    By Rex HoggardJuly 19, 2018, 2:28 pm

    CARNOUSTIE, Scotland – Pat Perez didn’t even attempt to hide his frustration with the USGA at last month’s U.S. Open, and after an opening-round 69 at The Open, he took the opportunity to double down on his displeasure.

    “They (the R&A) do it right, not like the USGA,” Perez said of the setup at Carnoustie. “They've got the opposite [philosophy] here. I told them, you guys have it right, let the course get baked, but you've got the greens receptive. They're not going to run and be out of control. They could have easily had the greens just like the fairway, but they didn't. The course is just set up perfect.”


    Full-field scores from the 147th Open Championship

    Full coverage of the 147th Open Championship


    Concerns at Shinnecock Hills reached a crescendo on Saturday when the scoring average ballooned to 75.3 and only three players broke the par of 70. Of particular concern for many players, including Perez, were some of the hole locations, given how fast and firm the greens were.
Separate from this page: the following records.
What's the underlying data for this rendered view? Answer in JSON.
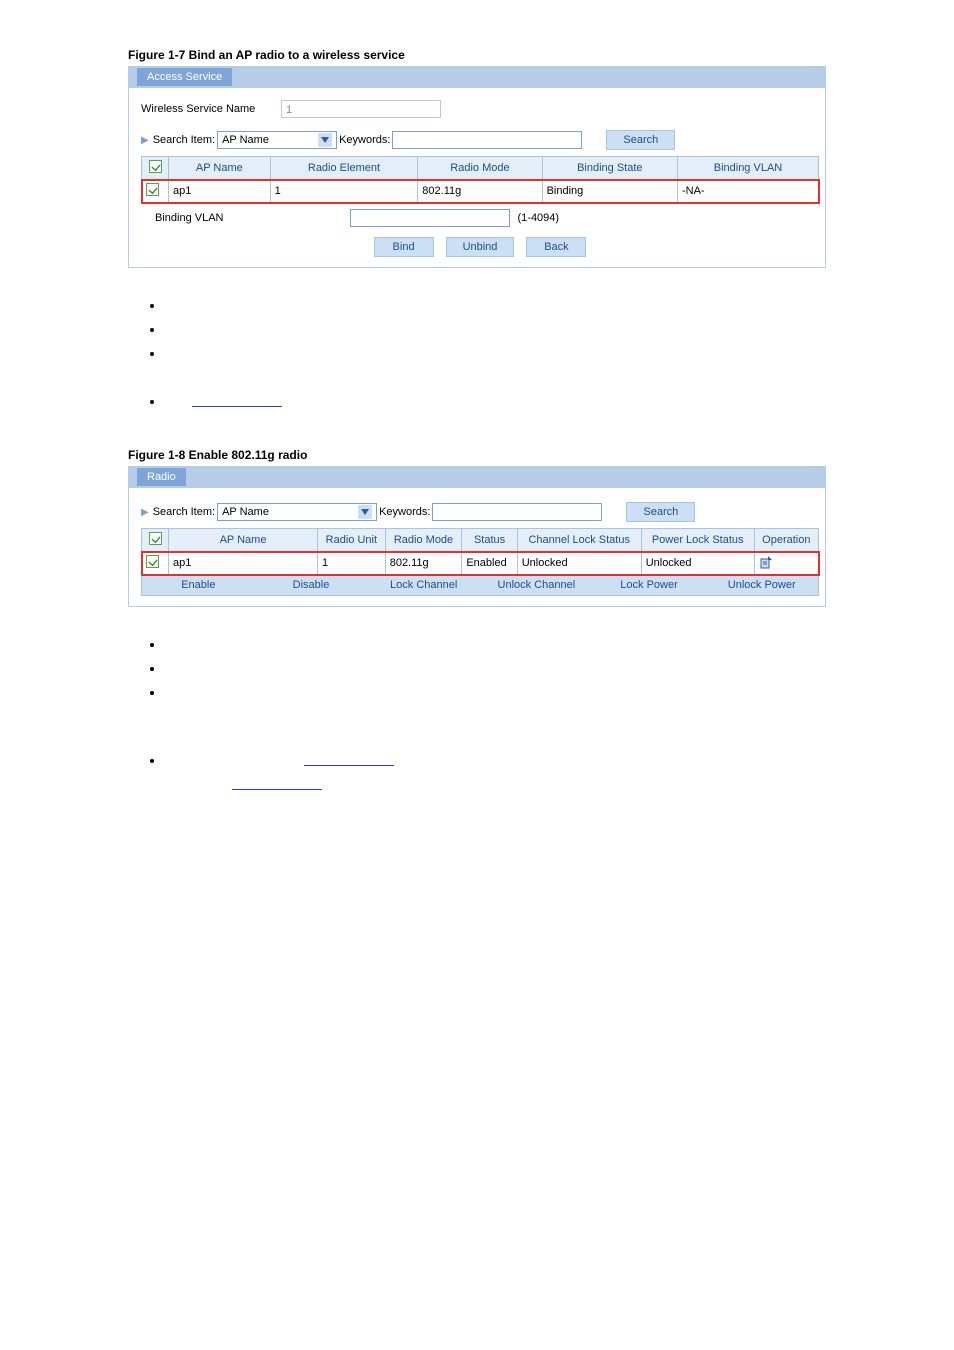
{
  "fig1": {
    "title": "Figure 1-7 Bind an AP radio to a wireless service",
    "panel_tab": "Access Service",
    "wireless_service_name_label": "Wireless Service Name",
    "wireless_service_name_value": "1",
    "search_item_label": "Search Item:",
    "search_item_value": "AP Name",
    "keywords_label": "Keywords:",
    "keywords_value": "",
    "search_btn": "Search",
    "table_headers": [
      "",
      "AP Name",
      "Radio Element",
      "Radio Mode",
      "Binding State",
      "Binding VLAN"
    ],
    "table_row": {
      "ap_name": "ap1",
      "radio_element": "1",
      "radio_mode": "802.11g",
      "binding_state": "Binding",
      "binding_vlan": "-NA-"
    },
    "binding_vlan_label": "Binding VLAN",
    "binding_vlan_range": "(1-4094)",
    "buttons": {
      "bind": "Bind",
      "unbind": "Unbind",
      "back": "Back"
    }
  },
  "fig2": {
    "title": "Figure 1-8 Enable 802.11g radio",
    "panel_tab": "Radio",
    "search_item_label": "Search Item:",
    "search_item_value": "AP Name",
    "keywords_label": "Keywords:",
    "keywords_value": "",
    "search_btn": "Search",
    "table_headers": [
      "",
      "AP Name",
      "Radio Unit",
      "Radio Mode",
      "Status",
      "Channel Lock Status",
      "Power Lock Status",
      "Operation"
    ],
    "table_row": {
      "ap_name": "ap1",
      "radio_unit": "1",
      "radio_mode": "802.11g",
      "status": "Enabled",
      "channel_lock": "Unlocked",
      "power_lock": "Unlocked"
    },
    "bar_buttons": [
      "Enable",
      "Disable",
      "Lock Channel",
      "Unlock Channel",
      "Lock Power",
      "Unlock Power"
    ]
  }
}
    “The U.S. Open could have been like this more if they wanted to. They could have made the greens a bit more receptive,” Perez said. “These greens are really flat compared to Shinnecock. So that was kind of the problem there is they let it get out of control and they made the greens too hard.”